This is how Lee performs – he cumulates, layers and slams snippets of metaphors and anecdotes without leaving you much time to catch up. He floods you with intensity, emotion, movement and everything in between, sometimes unexpectedly slowing the tempo, beaching you.
“Some days, your death is all that stands between me and a drink.”
When you hear this, you feel yourself pulled under a wave of grief and loss, guilt and love, overwhelmed by the sheer power and pain of which he speaks. More than that, there is something incredibly jarring about the second person, about the fact that this is a poem punctuated by the words “you” and “we” and “us.” You know that this poem is not addressed to any living member of the audience. It speaks to the past. It speaks to the dead. And yet, at the same time, it is directly spoken to you, transmitted to you, implicates you. At the end of the poem, his hands quiet, arms held stock-still at his side, Lee said, “You didn’t deserve life, but you got it, so what are you going to do to keep it?” The question posed is unavoidable. This is no longer a performance but a dialogue.

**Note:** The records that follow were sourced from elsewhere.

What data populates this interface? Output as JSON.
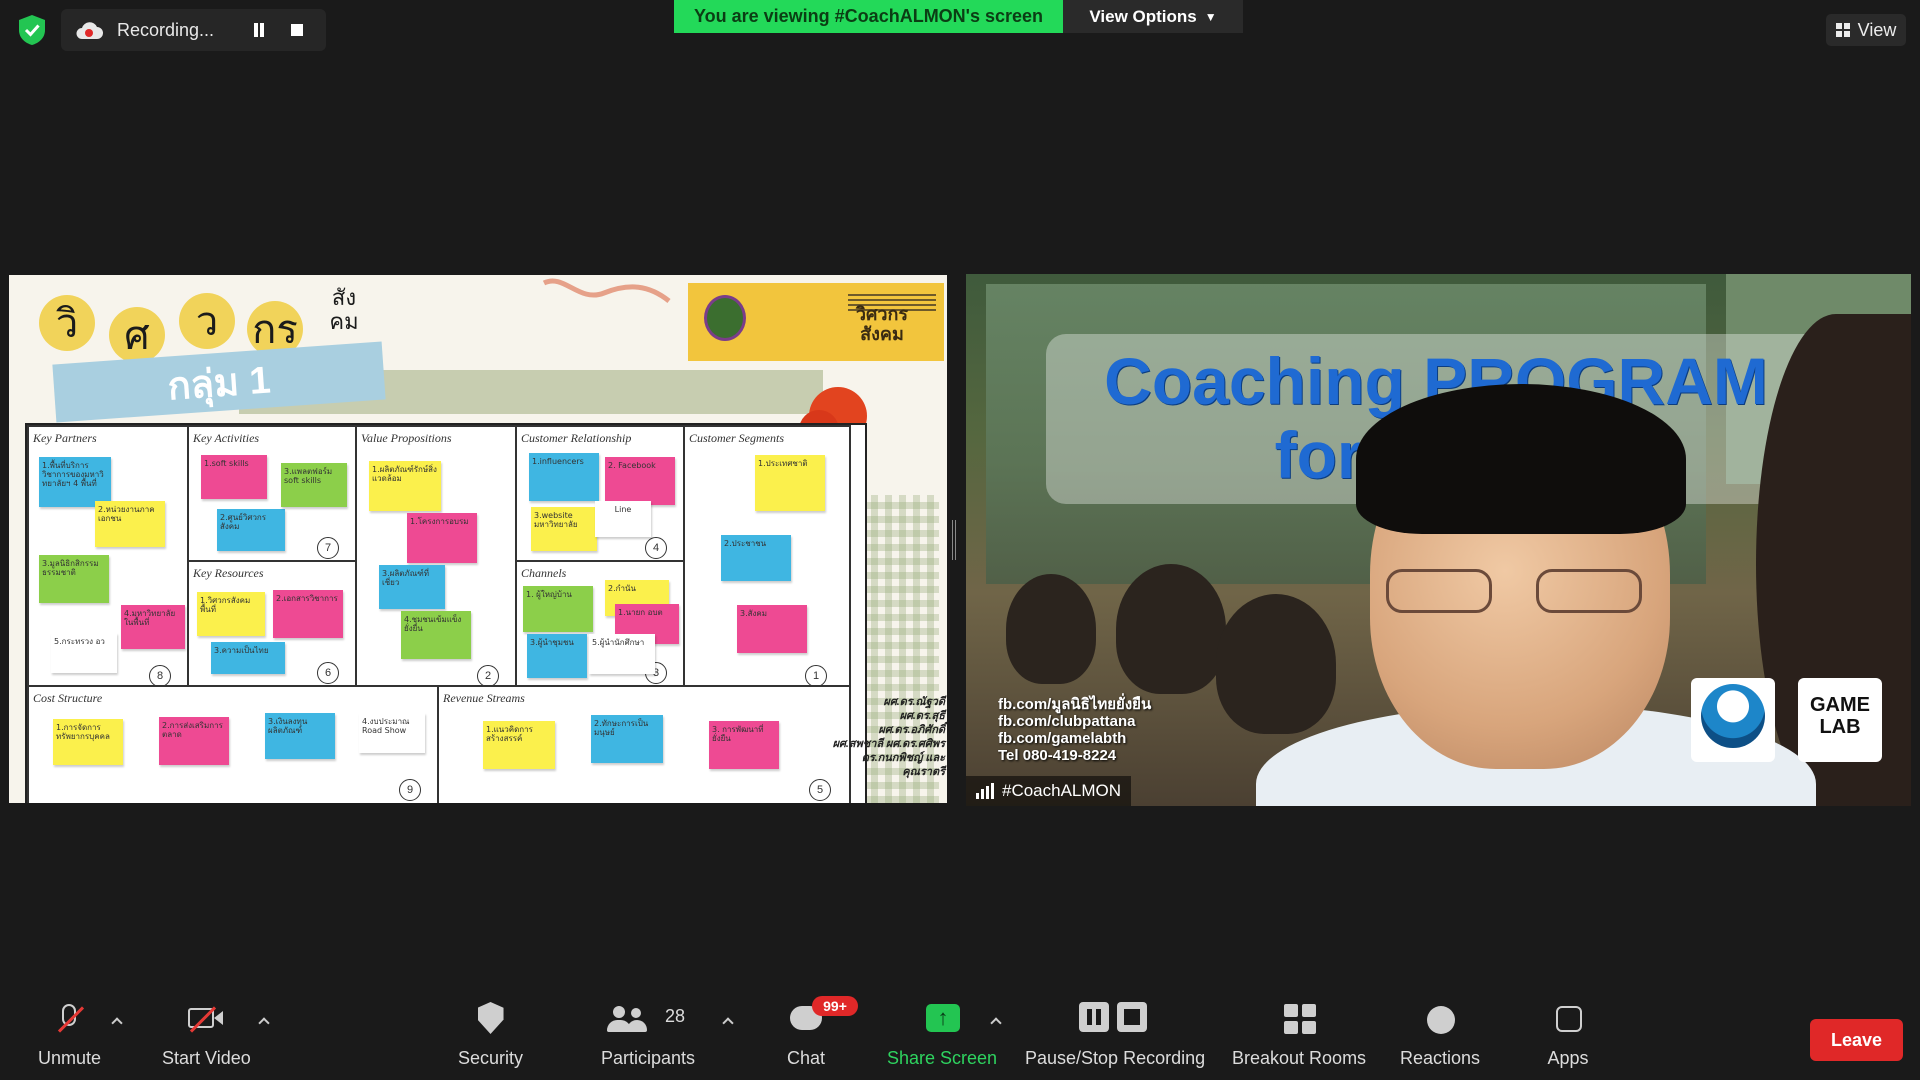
{
  "top_bar": {
    "recording_label": "Recording...",
    "viewing_banner": "You are viewing #CoachALMON's screen",
    "view_options": "View Options",
    "view_label": "View",
    "colors": {
      "banner_green": "#23d959",
      "leave_red": "#e02828"
    }
  },
  "shared_screen": {
    "title_letters": [
      "วิ",
      "ศ",
      "ว",
      "กร",
      "สัง\nคม"
    ],
    "group_label": "กลุ่ม 1",
    "logo_title": "วิศวกร\nสังคม",
    "cells": [
      {
        "title": "Key Partners",
        "number": "8"
      },
      {
        "title": "Key Activities",
        "number": "7"
      },
      {
        "title": "Key Resources",
        "number": "6"
      },
      {
        "title": "Value Propositions",
        "number": "2"
      },
      {
        "title": "Customer Relationship",
        "number": "4"
      },
      {
        "title": "Channels",
        "number": "3"
      },
      {
        "title": "Customer Segments",
        "number": "1"
      },
      {
        "title": "Cost Structure",
        "number": "9"
      },
      {
        "title": "Revenue Streams",
        "number": "5"
      }
    ],
    "notes": {
      "kp1": "1.พื้นที่บริการวิชาการของมหาวิทยาลัยฯ 4 พื้นที่",
      "kp2": "2.หน่วยงานภาคเอกชน",
      "kp3": "3.มูลนิธิกสิกรรมธรรมชาติ",
      "kp4": "4.มหาวิทยาลัยในพื้นที่",
      "kp5": "5.กระทรวง อว",
      "ka1": "1.soft skills",
      "ka2": "2.ศูนย์วิศวกรสังคม",
      "ka3": "3.แพลตฟอร์ม soft skills",
      "kr1": "1.วิศวกรสังคมพื้นที่",
      "kr2": "2.เอกสารวิชาการ",
      "kr3": "3.ความเป็นไทย",
      "vp1": "1.ผลิตภัณฑ์รักษ์สิ่งแวดล้อม",
      "vp2": "1.โครงการอบรม",
      "vp3": "3.ผลิตภัณฑ์ที่เชี่ยว",
      "vp4": "4.ชุมชนเข้มแข็งยั่งยืน",
      "cr1": "1.influencers",
      "cr2": "2. Facebook",
      "cr3": "3.website มหาวิทยาลัย",
      "cr4": "Line",
      "ch1": "1. ผู้ใหญ่บ้าน",
      "ch2": "2.กำนัน",
      "ch3": "1.นายก อบต",
      "ch4": "3.ผู้นำชุมชน",
      "ch5": "5.ผู้นำนักศึกษา",
      "cs1": "1.ประเทศชาติ",
      "cs2": "2.ประชาชน",
      "cs3": "3.สังคม",
      "cost1": "1.การจัดการทรัพยากรบุคคล",
      "cost2": "2.การส่งเสริมการตลาด",
      "cost3": "3.เงินลงทุนผลิตภัณฑ์",
      "cost4": "4.งบประมาณ Road Show",
      "rev1": "1.แนวคิดการสร้างสรรค์",
      "rev2": "2.ทักษะการเป็นมนุษย์",
      "rev3": "3. การพัฒนาที่ยั่งยืน"
    },
    "names": "ผศ.ดร.ณัฐวดี\nผศ.ดร.สุธี\nผศ.ดร.อภิศักดิ์\nผศ.สพชาลี ผศ.ดร.ศศิพร\nดร.กนกพิชญ์ และ\nคุณราตรี"
  },
  "participant": {
    "headline_line1": "Coaching PROGRAM",
    "headline_line2": "for Leader",
    "links": [
      "fb.com/มูลนิธิไทยยั่งยืน",
      "fb.com/clubpattana",
      "fb.com/gamelabth",
      "Tel 080-419-8224"
    ],
    "logo_game": "GAME\nLAB",
    "name": "#CoachALMON"
  },
  "toolbar": {
    "unmute": "Unmute",
    "start_video": "Start Video",
    "security": "Security",
    "participants": "Participants",
    "participants_count": "28",
    "chat": "Chat",
    "chat_badge": "99+",
    "share_screen": "Share Screen",
    "pause_stop_recording": "Pause/Stop Recording",
    "breakout_rooms": "Breakout Rooms",
    "reactions": "Reactions",
    "apps": "Apps",
    "leave": "Leave"
  }
}
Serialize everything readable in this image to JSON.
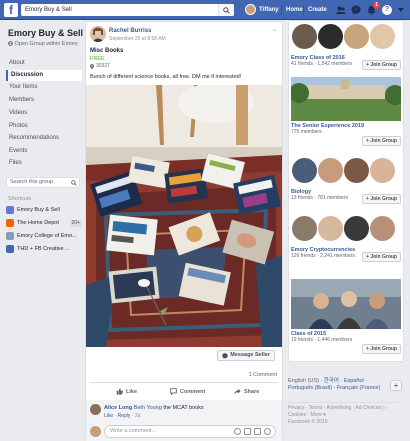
{
  "topbar": {
    "search_value": "Emory Buy & Sell",
    "user_name": "Tiffany",
    "home_label": "Home",
    "create_label": "Create",
    "notifications_badge": "1",
    "brand_color": "#4267b2"
  },
  "group": {
    "title": "Emory Buy & Sell",
    "subtitle": "Open Group within Emory",
    "nav": [
      "About",
      "Discussion",
      "Your Items",
      "Members",
      "Videos",
      "Photos",
      "Recommendations",
      "Events",
      "Files"
    ],
    "active_nav": "Discussion",
    "search_placeholder": "Search this group",
    "shortcuts_heading": "Shortcuts",
    "shortcuts": [
      {
        "label": "Emory Buy & Sell",
        "badge": ""
      },
      {
        "label": "The Home Depot",
        "badge": "20+"
      },
      {
        "label": "Emory College of Emo...",
        "badge": ""
      },
      {
        "label": "THD + FB Creative ...",
        "badge": ""
      }
    ]
  },
  "post": {
    "author": "Rachel Burriss",
    "time": "September 26 at 8:58 AM",
    "title": "Misc Books",
    "price": "FREE",
    "location": "30327",
    "description": "Bunch of different science books, all free. DM me if interested!",
    "message_button": "Message Seller",
    "comment_count": "1 Comment",
    "actions": {
      "like": "Like",
      "comment": "Comment",
      "share": "Share"
    },
    "comment": {
      "author": "Alice Long",
      "tag": "Beth Young",
      "text": "the MCAT books",
      "like": "Like",
      "reply": "Reply",
      "time": "2d"
    },
    "write_placeholder": "Write a comment..."
  },
  "suggestions": [
    {
      "name": "Emory Class of 2016",
      "meta": "41 friends · 1,542 members",
      "join": "+ Join Group"
    },
    {
      "name": "The Senior Experience 2019",
      "meta": "775 members",
      "join": "+ Join Group"
    },
    {
      "name": "Biology",
      "meta": "13 friends · 781 members",
      "join": "+ Join Group"
    },
    {
      "name": "Emory Cryptocurrencies",
      "meta": "126 friends · 2,241 members",
      "join": "+ Join Group"
    },
    {
      "name": "Class of 2015",
      "meta": "19 friends · 1,446 members",
      "join": "+ Join Group"
    }
  ],
  "languages": {
    "current": "English (US)",
    "others": "· 한국어 · Español · Português (Brasil) · Français (France)",
    "add": "+"
  },
  "footer": {
    "links": "Privacy · Terms · Advertising · Ad Choices ▷ · Cookies · More ▾",
    "copyright": "Facebook © 2019"
  }
}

A great deal of the poems Lee performed Thursday night centered on questions of relations – how we are affected by one another, how we are connected to one another, how we have the capacity to hurt one another. In a piece that spoke of a boy with a violin, Lee said, “This poem is only an extension of that song.” Another work described the experience of seeing a dead man, the narrator observed, “Like so many others, is part of me now.”
There is something very beautiful in this notion of connectivity, and something potentially dangerous, too, something that smacks of ownership. Lee is not unaware of this and his poems do not shy away from speaking of it. One piece referred to a wish that an alcoholic uncle would die so that the narrator “can write about it.” The audience, too, was forced to question the kind of profit that they might be receiving from the performance. One work referred specifically of the poet’s refusal to render pain “prettily” or “poetically.” To be sure, Lee’s work is both pretty and poetic, and yet it is a beauty that is neither comfortable nor simple, but sharp and real and haunting in its specificity. As the poet observed in a question-and-answer session that followed the performance, there is “beauty in naming.”
Lee did not only speak to the audience in verse. He also spoke at length between poems, adding anecdotes of past shows and telling funny stories. At such moments, his voice changed slightly, so that a few “y’alls” slipped in and he became comic, self-deprecating, this slim Norwegian-American man with sleeve tattoos and brown leather boots. Despite their informality, these moments were hardly less compelling and seemed to add to the kind of artistic dialogue he held with his audience. Lee believes in the capacity of poetry to be a conversation, he acknowledged during one such interlude, adding that this conversation should not remain in the original performance room, but ought to extend beyond it. If poets aren’t willing to engage in such back-and-forth or such critique, he remarked, “What’s the point?”
The issues that Lee wants to see move beyond the performance room are ones that are often discussed on this campus during Claiming Williams Day: race, place, nation, identity. His writings document his wish to discover an America that will honor the sanctity of physical labor – an “America [that] has never existed,” one poem reads – as well as his attempt to deconstruct whiteness, which he compares to a “luminous bullet hole” in the fabric of America, an identity that sheds no light of its own, but is only ever defined as an opposition. There is a sense that in addressing these issues through art, Lee seeks to challenge them, maybe even to heal them. It is not a task he undertakes alone.
“Our job is … to set something free,” one of Lee’s poems read. The “our” is not rhetorical. It is a call to action, a call addressed to the people in the room and beyond it, on this Claiming Williams Day and on all the days that come after too.